As the summer season beckons, people rush outdoors to soak up the sun and attain that coveted golden glow.
However, the sun’s rays can be both a blessing and a curse.
While some sun exposure is essential for vitamin D synthesis and overall well-being, overexposure can lead to sunburns.
A common question that arises in the minds of sun-seekers is whether these painful sunburns eventually transform into the sought-after tan.
Let’s delve into the science behind sunburns and tans to find the answer.
Sunburns and Tans: Understanding the Basics
To understand whether sunburns turn into tans, it is essential to comprehend what happens to the skin when exposed to the sun.
The sun emits ultraviolet (UV) radiation, which consists of UVA and UVB rays. These rays penetrate the skin and cause various effects, depending on the duration and intensity of exposure.
Sunburns occur when the skin is exposed to excessive UVB radiation.
UVB rays have higher energy levels, and when absorbed by the skin’s outermost layer (the epidermis), they trigger inflammatory responses.
This leads to redness, pain, swelling, and sometimes even blistering.
Sunburns are essentially the skin’s defense mechanism to cope with the damage caused by UVB rays.
On the other hand, tanning is the skin’s way of trying to protect itself from further harm.
When exposed to UVA rays, which penetrate deeper into the skin, the body releases a pigment called melanin.
Melanin serves as a natural sunscreen and absorbs UV radiation, reducing its harmful effects on the skin cells.
As the skin produces more melanin, it darkens, resulting in the appearance of a tan.
Do Sunburns Turn into Tans?
Contrary to popular belief, sunburns do not directly turn into tans. In fact, sunburns are a sign of skin damage and should be avoided as much as possible.
A sunburn indicates that the skin has been exposed to more UVB radiation than it can handle, which can lead to long-term consequences like premature aging and an increased risk of skin cancer.
Tanning, however, can occur after a sunburn, but it is a separate process.
If the skin has not suffered severe damage and the person continues to be exposed to the sun, the body may produce more melanin to protect itself from future UV exposure.
As a result, the skin may darken, leading to the development of a tan over time.
The darkening of the skin indicates that the DNA in the skin cells has been affected by UV radiation, even if a sunburn is not immediately evident.
Therefore, while tanning might be seen as a healthy glow, it is still an indicator of potential damage and should be approached with caution.
Protecting Your Skin
The key to enjoying the sun safely while minimizing the risk of sunburns and skin damage is to take preventive measures.
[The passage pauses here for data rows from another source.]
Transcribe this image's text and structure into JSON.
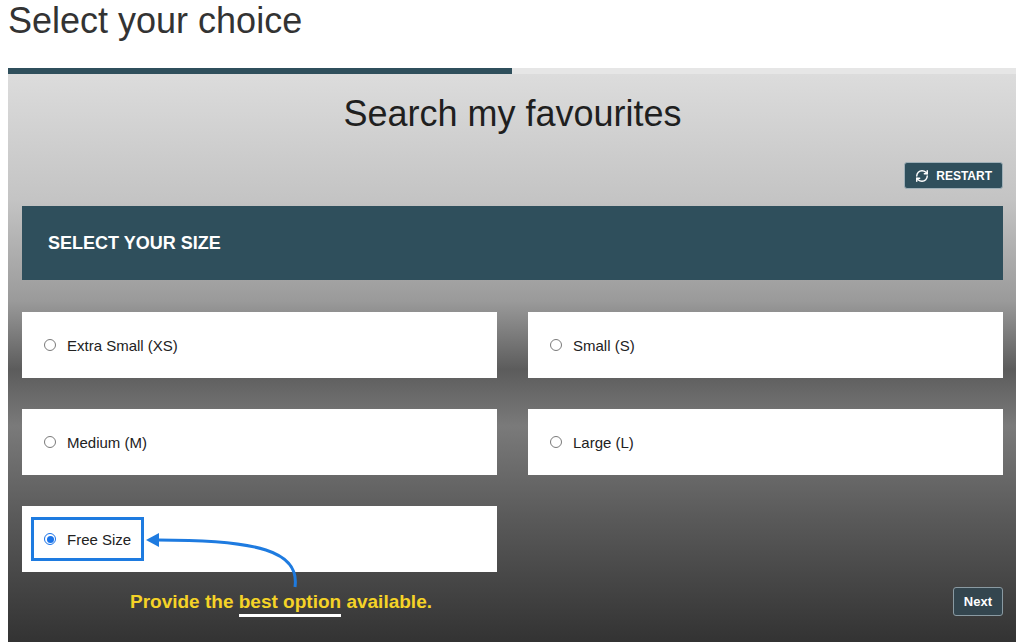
{
  "page": {
    "heading": "Select your choice"
  },
  "progress": {
    "level": 0.5
  },
  "panel": {
    "title": "Search my favourites"
  },
  "restart_button": {
    "label": "RESTART"
  },
  "section": {
    "title": "SELECT YOUR SIZE"
  },
  "options": [
    {
      "label": "Extra Small (XS)",
      "selected": false,
      "highlighted": false
    },
    {
      "label": "Small (S)",
      "selected": false,
      "highlighted": false
    },
    {
      "label": "Medium (M)",
      "selected": false,
      "highlighted": false
    },
    {
      "label": "Large (L)",
      "selected": false,
      "highlighted": false
    },
    {
      "label": "Free Size",
      "selected": true,
      "highlighted": true
    }
  ],
  "annotation": {
    "parts": [
      {
        "text": "Provide the ",
        "underlined": false
      },
      {
        "text": "best option",
        "underlined": true
      },
      {
        "text": " available.",
        "underlined": false
      }
    ]
  },
  "buttons": [
    "Next"
  ]
}
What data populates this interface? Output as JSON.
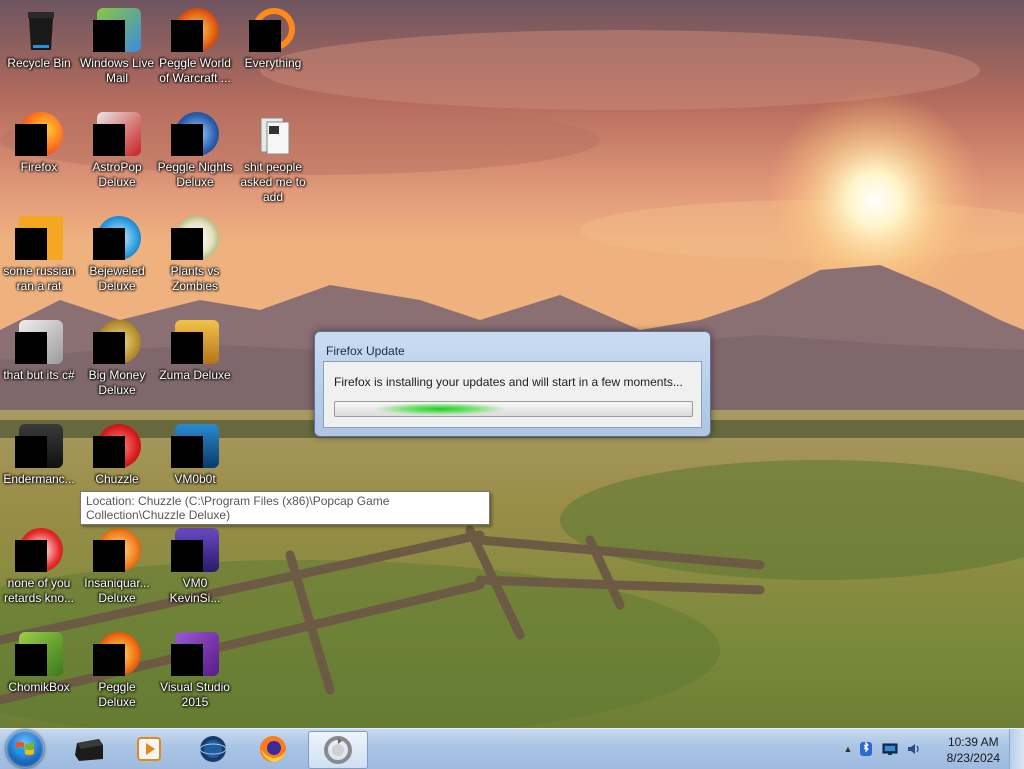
{
  "desktop": {
    "icons": [
      {
        "label": "Recycle Bin",
        "icon": "recycle-bin-icon",
        "masked": false
      },
      {
        "label": "Windows Live Mail",
        "icon": "windows-live-mail-icon",
        "masked": true
      },
      {
        "label": "Peggle World of Warcraft ...",
        "icon": "peggle-wow-icon",
        "masked": true
      },
      {
        "label": "Everything",
        "icon": "everything-search-icon",
        "masked": true
      },
      {
        "label": "Firefox",
        "icon": "firefox-icon",
        "masked": true
      },
      {
        "label": "AstroPop Deluxe",
        "icon": "astropop-icon",
        "masked": true
      },
      {
        "label": "Peggle Nights Deluxe",
        "icon": "peggle-nights-icon",
        "masked": true
      },
      {
        "label": "shit people asked me to add",
        "icon": "folder-icon",
        "masked": false
      },
      {
        "label": "some russian ran a rat",
        "icon": "russian-rat-icon",
        "masked": true
      },
      {
        "label": "Bejeweled Deluxe",
        "icon": "bejeweled-icon",
        "masked": true
      },
      {
        "label": "Plants vs Zombies",
        "icon": "plants-vs-zombies-icon",
        "masked": true
      },
      {
        "label": "that but its c#",
        "icon": "shortcut-stack-icon",
        "masked": true
      },
      {
        "label": "Big Money Deluxe",
        "icon": "big-money-icon",
        "masked": true
      },
      {
        "label": "Zuma Deluxe",
        "icon": "zuma-icon",
        "masked": true
      },
      {
        "label": "Endermanc...",
        "icon": "enderman-icon",
        "masked": true
      },
      {
        "label": "Chuzzle",
        "icon": "chuzzle-icon",
        "masked": true
      },
      {
        "label": "VM0b0t",
        "icon": "vm0b0t-icon",
        "masked": true
      },
      {
        "label": "none of you retards kno...",
        "icon": "shortcut-icon",
        "masked": true
      },
      {
        "label": "Insaniquar... Deluxe",
        "icon": "insaniquarium-icon",
        "masked": true
      },
      {
        "label": "VM0 KevinSi...",
        "icon": "vm0-icon",
        "masked": true
      },
      {
        "label": "ChomikBox",
        "icon": "chomikbox-icon",
        "masked": true
      },
      {
        "label": "Peggle Deluxe",
        "icon": "peggle-icon",
        "masked": true
      },
      {
        "label": "Visual Studio 2015",
        "icon": "visual-studio-icon",
        "masked": true
      }
    ]
  },
  "tooltip": {
    "text": "Location: Chuzzle (C:\\Program Files (x86)\\Popcap Game Collection\\Chuzzle Deluxe)"
  },
  "dialog": {
    "title": "Firefox Update",
    "message": "Firefox is installing your updates and will start in a few moments...",
    "progress_state": "indeterminate"
  },
  "taskbar": {
    "start_icon": "windows-start-orb-icon",
    "pinned": [
      {
        "icon": "terminal-app-icon",
        "active": false
      },
      {
        "icon": "media-player-icon",
        "active": false
      },
      {
        "icon": "globe-app-icon",
        "active": false
      },
      {
        "icon": "firefox-icon",
        "active": false
      },
      {
        "icon": "firefox-update-icon",
        "active": true
      }
    ],
    "tray": {
      "icons": [
        "show-hidden-icons-chevron-icon",
        "bluetooth-icon",
        "network-icon",
        "volume-icon"
      ],
      "chevron_glyph": "▲",
      "time": "10:39 AM",
      "date": "8/23/2024"
    }
  },
  "colors": {
    "dialog_border": "#5d7396",
    "progress_green": "#22c928",
    "taskbar_top": "#c6d9ef",
    "taskbar_bottom": "#9ebadf"
  }
}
Here are some essential tips:
- Use Sunscreen: Apply a broad-spectrum sunscreen with a high SPF (Sun Protection Factor) to protect your skin from both UVA and UVB rays. Reapply every two hours, especially after swimming or sweating.
- Seek Shade: Limit your sun exposure during peak hours, typically between 10 a.m. and 4 p.m., when the sun’s rays are strongest.
- Wear Protective Clothing: Cover up with clothing that offers UV protection, such as wide-brimmed hats, long-sleeved shirts, and sunglasses.
- Avoid Tanning Beds: Tanning beds emit harmful UV radiation and can increase the risk of skin cancer. Opt for sunless tanning products if you desire a tan without sun exposure.
- Stay Hydrated: Drink plenty of water to keep your skin hydrated, which can help minimize the effects of sun exposure.
In conclusion, sunburns do not turn into tans directly.
Sunburns are a sign of skin damage caused by excessive UVB radiation, while tanning is the body’s way of protecting itself from further damage by producing melanin in response to UVA rays.
However, it is crucial to understand that both sunburns and tans are indications of potential skin damage and can increase the risk of skin cancer.
Therefore, it is essential to practice safe sun habits and protect your skin while enjoying the outdoors.
Remember to apply sunscreen, seek shade, and wear protective clothing to keep your skin healthy and radiant throughout the summer season and beyond.